Both teams enter at 10-1, though the Wildcats open as slight favorites, likely thanks to what is expected to be a raucous atmosphere in McKale Center.
Here are some things to watch for.
The rebounding battle
Arizona coach Sean Miller made it clear that rebounding will decide this game.
Gonzaga is one of the best teams in the country at controlling the glass. Arizona is not. The Wildcats are 113th and 155th in the country in offensive and defensive rebounding percentage, respectively.
“Our Achilles heel is rebounding,” Miller said plainly.
And if Arizona gives Gonzaga loads of second shots, it is hard to imagine a scenario in which they can generate enough stops to keep pace with a Zags offense that ranks No. 6 in the country.
“When you play a team like Gonzaga, who’s very good at getting second shots, they can really win the game and break your back when they can get those big second shots,” Miller said.
“Because when you get a second shot, it’s going to either be a high percentage 3 or 2. A lot of times you’re going to get fouled. And then the team who gets the most good shots wins. That’s a big advantage. So how many second shots teams get against us, I hope we can point towards less and less and less, but there’s no bigger key for our team on Saturday than to keep those guys off the offensive glass. I don’t think they get enough credit in that area.”
Undersized for once
Possibly compounding on Arizona’s rebounding woes is that Gonzaga is the fourth-tallest team in the country and the biggest the Wildcats have faced this season.
Gonzaga’s Filip Petrusev is 6-foot-11 and Killian Tillie is 6-foot-10. The Bulldogs third big, Drew Timme, is 6-foot-10. Petrusev is averaging more than three offensive rebounds per game. Timme isn’t that far behind at 2.3, despite only playing 22.5 minutes per game.
“They can beat you up and they have two bigs in the game, they have wings who run in from the 3-point line and everybody on our team has to know that for us to have a chance, regardless of where we’re playing this game, we have to rebound the ball,” Miller said,
With Stone Gettings likely out for another game due to a concussion, Christian Koloko and Ira Lee should continue to get more playing time for the Wildcats, which could actually be a really good thing in this game since they are arguably the team’s top rebounders.
Regardless, the Wildcats will need all hands on deck if they are going to outrebound Gonzaga.
“Everybody who plays basketball can block out,” Miller said. “Our guards have to rebound better, but so do our bigs. Our starters as a group have to do a better job, so does our bench. It doesn’t fall blame on anybody. It’s the weakness of our team.”
Will Gonzaga make its free throws?

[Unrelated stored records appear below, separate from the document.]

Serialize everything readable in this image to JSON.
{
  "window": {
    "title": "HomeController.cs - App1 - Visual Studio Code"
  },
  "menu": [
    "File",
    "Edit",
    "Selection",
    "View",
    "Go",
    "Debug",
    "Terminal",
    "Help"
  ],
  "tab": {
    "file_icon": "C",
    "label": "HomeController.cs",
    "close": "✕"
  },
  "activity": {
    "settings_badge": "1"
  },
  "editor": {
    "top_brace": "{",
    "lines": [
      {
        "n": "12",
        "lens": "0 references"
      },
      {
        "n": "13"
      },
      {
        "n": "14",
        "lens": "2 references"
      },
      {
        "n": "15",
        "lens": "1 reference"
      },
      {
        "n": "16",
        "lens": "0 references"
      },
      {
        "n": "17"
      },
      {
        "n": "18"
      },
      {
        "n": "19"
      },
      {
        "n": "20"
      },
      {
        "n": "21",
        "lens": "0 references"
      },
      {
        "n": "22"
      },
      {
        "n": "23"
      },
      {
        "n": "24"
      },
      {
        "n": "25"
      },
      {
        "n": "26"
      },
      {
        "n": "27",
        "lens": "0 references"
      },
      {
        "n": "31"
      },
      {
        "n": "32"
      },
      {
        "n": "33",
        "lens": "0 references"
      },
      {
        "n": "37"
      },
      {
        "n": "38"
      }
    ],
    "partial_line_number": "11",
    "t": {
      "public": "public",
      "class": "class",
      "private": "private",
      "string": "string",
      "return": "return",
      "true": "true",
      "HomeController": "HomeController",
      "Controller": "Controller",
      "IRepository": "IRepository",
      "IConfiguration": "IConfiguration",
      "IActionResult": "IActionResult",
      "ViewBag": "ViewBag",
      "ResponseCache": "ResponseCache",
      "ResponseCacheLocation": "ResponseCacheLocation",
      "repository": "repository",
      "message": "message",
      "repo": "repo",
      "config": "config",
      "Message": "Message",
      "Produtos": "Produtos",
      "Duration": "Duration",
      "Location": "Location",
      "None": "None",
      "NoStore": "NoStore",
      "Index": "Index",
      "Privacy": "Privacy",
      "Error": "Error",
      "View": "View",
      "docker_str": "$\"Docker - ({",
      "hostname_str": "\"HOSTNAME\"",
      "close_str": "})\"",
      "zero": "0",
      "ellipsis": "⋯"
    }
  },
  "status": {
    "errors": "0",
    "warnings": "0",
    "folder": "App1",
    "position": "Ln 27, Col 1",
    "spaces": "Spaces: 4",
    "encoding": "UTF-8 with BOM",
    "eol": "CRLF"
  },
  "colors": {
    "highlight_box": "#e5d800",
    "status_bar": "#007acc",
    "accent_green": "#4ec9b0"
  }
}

One of the Wildcats’ biggest problems on defense is that they foul a lot. Arizona’s defense ranks 244th in the country in free throws attempt per field goal attempt and is conceding roughly 20 foul shots per game.
Whether or not Gonzaga, the best offensive team Arizona has played, will be able to capitalize remains to be seen. The Bulldogs are a terrible free throw shooting team, converting just 66 percent of their foul shots this season.
Arizona, at 73.8 percent, isn’t that much better, but if this is a close game, Gonzaga’s free-throw shooting woes could loom large.
The Jemarl Baker game?
When I was leaving the women’s basketball game late Thursday night, Jemarl Baker Jr. was getting shots up in McKale Center with Justin Coleman.
In a game between two pretty evenly matched teams, it could be a role player who turns the tide one way or another. Perhaps Baker, who’s clearly locked in, will be that guy who comes off the bench and sinks some big shots.
Arizona has a huge game Saturday vs. No. 6 Gonzaga, so naturally Jemarl Baker is spending his Thursday night in the gym, getting shots up. pic.twitter.com/zOxPMSbgd8— Ryan Kelapire (@RKelapire) December 13, 2019
Or maybe it will be Max Hazzard, who has plenty of big-game experience but has been slumping lately. In his last five games, Hazzard has scored 15 points and missed nine of his 11 3-point attempts.
This game is important for many reasons. Come March, it could be used to determine whether Arizona or Gonzaga gets a higher seed in the NCAA Tournament and/or which team gets to stay in the West region of the bracket.
A loss could prove that Arizona, which already lost to Baylor, is a tier below the nation’s elite teams. A win would prove the Wildcats can beat anyone on any given day and lend a lot of credibility to the idea that this team is the one that will end UA’s long Final Four drought. It’d also allow Arizona to stake a claim as the best team in the West.
Oh, a couple more things: There will be two dozen NBA scouts at this one, making this a prime opportunity for Nico Mannion, Josh Green, and Zeke Nnaji to have a signature game and improve their draft stock while leading the Wildcats to a win.
Meanwhile, Georgetown transfer James Akinjo, the reigning Big East Player of the Year, will be attending on official visit. You don’t think winning would leave a favorable impression on him?